Hiatus in the Holy War Part of Utah and Brigham Young Moving into New Eras

Kyle KensingContributor IJune 15, 2016

SALT LAKE CITY, UT - SEPTEMBER 15: Riley Stephenson #99 of  the BYU Cougars kicks a last second filed goal that hit the upright and missed against the University of Utah Utes during the second half of an college football game September 15, 2012 at Rice Eccles Stadium in Salt Lake City, Utah. Utah beat BYU 24-21. (Photo by George Frey/Getty Images)
George Frey/Getty Images

Saturday's 95th engagement of the Holy War pitting the University of Utah against Brigham Young University is the last until 2016.

These two fierce, in-state rivals last took a hiatus from their annual series in 1945. Barring the necessary stoppage of World War II, the current incarnation of a series that began the same year Utah was granted statehood has been played every year since 1922. 

Proximity and familiarity have bred a particular level of competitiveness between these programs. 

"You certainly have no problem getting your players up for this game," Utah head coach Kyle Whittingham said on his teleconference call Tuesday. "The emotion and passion and all that takes care of itself."

While future engagements of the rivalry are planned, nothing is guaranteed beyond an agreement for dates in 2017 and 2018, finalized Monday and announced via the BYUCougars website. Many players on both rosters this Saturday will be gone when the series renews in 2016. 

"It doesn’t put any more emphasis on the game," Whittingham said. "[Saturday's game] isn’t any more important this year than the year before, or the year before."

Still, the layoff means Saturday is their last opportunity to claim bragging rights, a feat Utah has accomplished each of the last three years. Taysom Hill, Cody Hoffman and Kyle Van Noy want to snap the skid and go out winners. Trevor Reilly and Co. want to end the current run of the series with the ultimate boast of four straight victories. 

These are two quality teams. They are also programs growing apart.

For the Utes, the future is rested in the Pac-12. The Utes are in their third season in the conference and are still playing catch-up with their new counterparts.

Before the program embarked on its first season as a power conference member in 2011, Bryan Fischer of CBS Sports quoted Whittingham as saying: "I just think rosters in the Pac-12 from top to bottom are deeper. They're a little faster, a little bigger, a little stronger." 

That's a harsh reality relegating Utah to a 13-12 record over the last two years, a stark contrast from the program's 57-20 mark in six full seasons under Whittingham as members of the Mountain West Conference. 

"We've closed the gap," Whittingham said Tuesday. "We feel that we’re a much better football team right now than we’ve been the last couple years." 

"We’ll see how that translates," he added. "The league itself is a lot better than it was a couple years ago."
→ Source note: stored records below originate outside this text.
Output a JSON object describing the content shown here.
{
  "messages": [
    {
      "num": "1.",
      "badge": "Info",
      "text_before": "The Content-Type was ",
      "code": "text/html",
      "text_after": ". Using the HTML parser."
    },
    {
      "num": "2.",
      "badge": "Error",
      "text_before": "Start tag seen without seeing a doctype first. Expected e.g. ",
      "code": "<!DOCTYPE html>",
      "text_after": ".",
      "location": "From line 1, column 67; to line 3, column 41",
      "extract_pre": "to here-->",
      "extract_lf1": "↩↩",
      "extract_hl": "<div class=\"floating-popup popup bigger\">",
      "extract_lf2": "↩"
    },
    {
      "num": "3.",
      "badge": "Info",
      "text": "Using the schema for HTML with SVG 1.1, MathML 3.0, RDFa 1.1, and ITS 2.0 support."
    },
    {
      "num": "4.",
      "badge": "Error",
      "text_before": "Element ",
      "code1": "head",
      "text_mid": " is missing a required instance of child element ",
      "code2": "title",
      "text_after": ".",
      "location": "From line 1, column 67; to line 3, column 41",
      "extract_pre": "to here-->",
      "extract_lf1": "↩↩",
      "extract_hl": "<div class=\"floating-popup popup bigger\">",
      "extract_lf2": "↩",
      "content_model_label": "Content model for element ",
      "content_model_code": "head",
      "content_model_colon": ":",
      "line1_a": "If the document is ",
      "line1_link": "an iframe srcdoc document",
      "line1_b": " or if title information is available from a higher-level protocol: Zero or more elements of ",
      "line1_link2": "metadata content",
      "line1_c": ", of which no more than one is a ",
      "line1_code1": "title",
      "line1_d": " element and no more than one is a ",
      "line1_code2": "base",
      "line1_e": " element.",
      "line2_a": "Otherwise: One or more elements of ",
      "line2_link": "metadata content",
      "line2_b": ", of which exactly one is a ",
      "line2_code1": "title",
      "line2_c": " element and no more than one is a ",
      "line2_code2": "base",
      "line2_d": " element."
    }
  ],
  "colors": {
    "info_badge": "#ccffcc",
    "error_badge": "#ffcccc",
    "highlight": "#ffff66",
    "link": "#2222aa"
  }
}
The continued improvement of the conference and reaching that same pace must be Utah's No. 1 priority. An unfortunate casualty in that process is a guaranteed Holy War. 
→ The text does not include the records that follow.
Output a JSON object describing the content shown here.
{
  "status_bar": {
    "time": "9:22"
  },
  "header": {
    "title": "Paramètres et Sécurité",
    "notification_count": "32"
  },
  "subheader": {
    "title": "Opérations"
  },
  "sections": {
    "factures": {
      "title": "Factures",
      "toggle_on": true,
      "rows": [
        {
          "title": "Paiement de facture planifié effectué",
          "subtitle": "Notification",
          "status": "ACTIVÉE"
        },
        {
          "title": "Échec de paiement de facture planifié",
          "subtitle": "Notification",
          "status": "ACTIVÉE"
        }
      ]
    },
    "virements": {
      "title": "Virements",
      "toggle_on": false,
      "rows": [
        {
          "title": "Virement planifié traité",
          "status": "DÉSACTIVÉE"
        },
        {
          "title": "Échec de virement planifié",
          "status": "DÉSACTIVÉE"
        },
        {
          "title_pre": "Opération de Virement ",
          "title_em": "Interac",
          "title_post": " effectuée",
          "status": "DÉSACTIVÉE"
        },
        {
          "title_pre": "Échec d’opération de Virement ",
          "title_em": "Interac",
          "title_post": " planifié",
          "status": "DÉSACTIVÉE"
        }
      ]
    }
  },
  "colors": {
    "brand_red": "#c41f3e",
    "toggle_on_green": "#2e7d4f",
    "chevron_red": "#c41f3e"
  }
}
However, BYU finds itself in a similar territory as an independent as its rival in the Pac-12. Utah is one of seven BCS conference opponents on the schedule that is the Cougars' strongest in three years since leaving the MWC. 

The Cougars are forging new partnerships with prominent programs like Notre Dame and Texas. The latter maintains a spark of the rumored interest from the Big 12

Rather than lament the hiatus and the rivalry's uncertain future beyond 2018, it could be celebrated as a sign of each program's growth. 


Kyle Kensing is the Pac-12 Lead Writer. All quotes were obtained firsthand, unless otherwise noted. Follow Kyle on Twitter: @kensing45.